## [What you are asked to do]
Would you find each line in the entries below with the string "datum" and copy it?
┌─ Data shown
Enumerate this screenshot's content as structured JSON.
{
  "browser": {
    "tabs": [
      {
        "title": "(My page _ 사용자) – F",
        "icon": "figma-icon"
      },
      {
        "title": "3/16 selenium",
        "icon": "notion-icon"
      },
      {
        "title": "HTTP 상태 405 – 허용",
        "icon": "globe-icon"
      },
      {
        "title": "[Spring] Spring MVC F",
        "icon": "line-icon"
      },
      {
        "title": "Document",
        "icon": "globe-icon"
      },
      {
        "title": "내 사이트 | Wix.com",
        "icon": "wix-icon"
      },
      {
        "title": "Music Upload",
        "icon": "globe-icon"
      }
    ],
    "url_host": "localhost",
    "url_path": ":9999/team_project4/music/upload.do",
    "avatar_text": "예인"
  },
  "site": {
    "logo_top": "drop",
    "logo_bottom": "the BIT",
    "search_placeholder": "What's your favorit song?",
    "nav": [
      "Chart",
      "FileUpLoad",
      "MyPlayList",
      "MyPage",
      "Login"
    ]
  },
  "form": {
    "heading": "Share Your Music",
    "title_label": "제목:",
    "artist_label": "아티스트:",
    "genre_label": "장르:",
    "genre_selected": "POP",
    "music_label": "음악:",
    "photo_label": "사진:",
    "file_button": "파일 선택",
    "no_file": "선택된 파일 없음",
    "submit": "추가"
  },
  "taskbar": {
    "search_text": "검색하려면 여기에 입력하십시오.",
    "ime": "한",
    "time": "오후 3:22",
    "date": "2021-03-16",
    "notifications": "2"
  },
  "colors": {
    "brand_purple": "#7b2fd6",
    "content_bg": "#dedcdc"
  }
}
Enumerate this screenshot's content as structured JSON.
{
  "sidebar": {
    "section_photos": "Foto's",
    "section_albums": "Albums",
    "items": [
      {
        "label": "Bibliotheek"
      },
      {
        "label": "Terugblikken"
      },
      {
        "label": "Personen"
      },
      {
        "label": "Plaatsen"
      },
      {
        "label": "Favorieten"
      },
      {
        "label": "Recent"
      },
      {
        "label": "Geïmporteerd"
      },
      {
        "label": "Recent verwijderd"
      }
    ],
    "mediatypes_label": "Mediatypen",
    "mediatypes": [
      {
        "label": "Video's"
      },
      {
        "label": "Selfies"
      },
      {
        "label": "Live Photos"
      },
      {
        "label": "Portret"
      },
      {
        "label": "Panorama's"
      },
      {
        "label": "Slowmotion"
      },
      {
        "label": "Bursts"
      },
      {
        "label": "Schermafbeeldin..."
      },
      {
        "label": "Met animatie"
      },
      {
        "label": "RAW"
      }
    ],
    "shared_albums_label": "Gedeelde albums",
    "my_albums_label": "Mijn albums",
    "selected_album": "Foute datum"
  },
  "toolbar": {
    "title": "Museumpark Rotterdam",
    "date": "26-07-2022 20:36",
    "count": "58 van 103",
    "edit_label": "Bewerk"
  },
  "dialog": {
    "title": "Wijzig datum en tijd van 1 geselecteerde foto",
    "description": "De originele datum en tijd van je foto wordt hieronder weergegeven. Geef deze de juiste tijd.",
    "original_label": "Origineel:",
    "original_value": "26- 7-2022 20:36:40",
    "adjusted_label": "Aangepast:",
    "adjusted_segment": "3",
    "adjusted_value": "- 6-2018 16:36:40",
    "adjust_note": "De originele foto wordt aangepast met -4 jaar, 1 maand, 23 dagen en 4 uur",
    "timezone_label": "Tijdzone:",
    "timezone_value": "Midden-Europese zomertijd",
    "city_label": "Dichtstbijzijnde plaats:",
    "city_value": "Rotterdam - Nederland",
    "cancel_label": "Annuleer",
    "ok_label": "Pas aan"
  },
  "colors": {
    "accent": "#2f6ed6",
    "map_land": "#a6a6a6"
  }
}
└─
## [Answer to the problem]
    "selected_album": "Foute datum"
    "title": "Wijzig datum en tijd van 1 geselecteerde foto",
    "description": "De originele datum en tijd van je foto wordt hieronder weergegeven. Geef deze de juiste tijd.",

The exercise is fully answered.